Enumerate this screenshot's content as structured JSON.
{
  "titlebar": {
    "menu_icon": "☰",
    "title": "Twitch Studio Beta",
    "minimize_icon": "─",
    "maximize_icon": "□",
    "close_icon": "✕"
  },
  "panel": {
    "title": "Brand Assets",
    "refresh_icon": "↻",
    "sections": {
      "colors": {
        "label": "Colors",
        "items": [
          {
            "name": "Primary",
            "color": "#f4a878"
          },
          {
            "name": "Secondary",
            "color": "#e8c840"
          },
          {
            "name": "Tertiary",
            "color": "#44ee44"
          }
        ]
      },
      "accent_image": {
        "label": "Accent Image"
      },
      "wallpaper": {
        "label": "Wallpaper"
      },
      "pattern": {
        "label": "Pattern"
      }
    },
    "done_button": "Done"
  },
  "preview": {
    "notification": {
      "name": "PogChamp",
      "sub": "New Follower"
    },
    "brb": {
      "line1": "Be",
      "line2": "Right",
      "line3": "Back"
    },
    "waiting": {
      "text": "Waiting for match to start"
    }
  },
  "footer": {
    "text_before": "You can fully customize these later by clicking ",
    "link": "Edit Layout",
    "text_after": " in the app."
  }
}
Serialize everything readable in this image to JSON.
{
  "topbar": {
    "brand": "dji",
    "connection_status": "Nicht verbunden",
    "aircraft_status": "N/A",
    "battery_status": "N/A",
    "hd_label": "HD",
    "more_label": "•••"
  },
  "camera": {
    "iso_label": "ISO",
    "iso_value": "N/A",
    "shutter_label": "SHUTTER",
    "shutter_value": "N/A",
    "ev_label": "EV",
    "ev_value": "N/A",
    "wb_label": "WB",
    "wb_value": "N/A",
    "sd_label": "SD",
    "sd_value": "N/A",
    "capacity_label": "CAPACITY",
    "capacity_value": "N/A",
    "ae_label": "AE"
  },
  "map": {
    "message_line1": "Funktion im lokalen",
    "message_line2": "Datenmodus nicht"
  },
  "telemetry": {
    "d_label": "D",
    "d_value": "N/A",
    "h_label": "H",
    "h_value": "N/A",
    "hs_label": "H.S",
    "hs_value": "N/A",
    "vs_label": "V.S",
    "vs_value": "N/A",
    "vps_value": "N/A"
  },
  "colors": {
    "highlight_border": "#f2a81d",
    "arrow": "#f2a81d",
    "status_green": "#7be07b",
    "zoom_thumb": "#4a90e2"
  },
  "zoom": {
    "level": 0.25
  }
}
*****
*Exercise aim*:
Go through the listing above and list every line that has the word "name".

*Solution to the problem*:
            "name": "Primary",
            "name": "Secondary",
            "name": "Tertiary",
      "name": "PogChamp",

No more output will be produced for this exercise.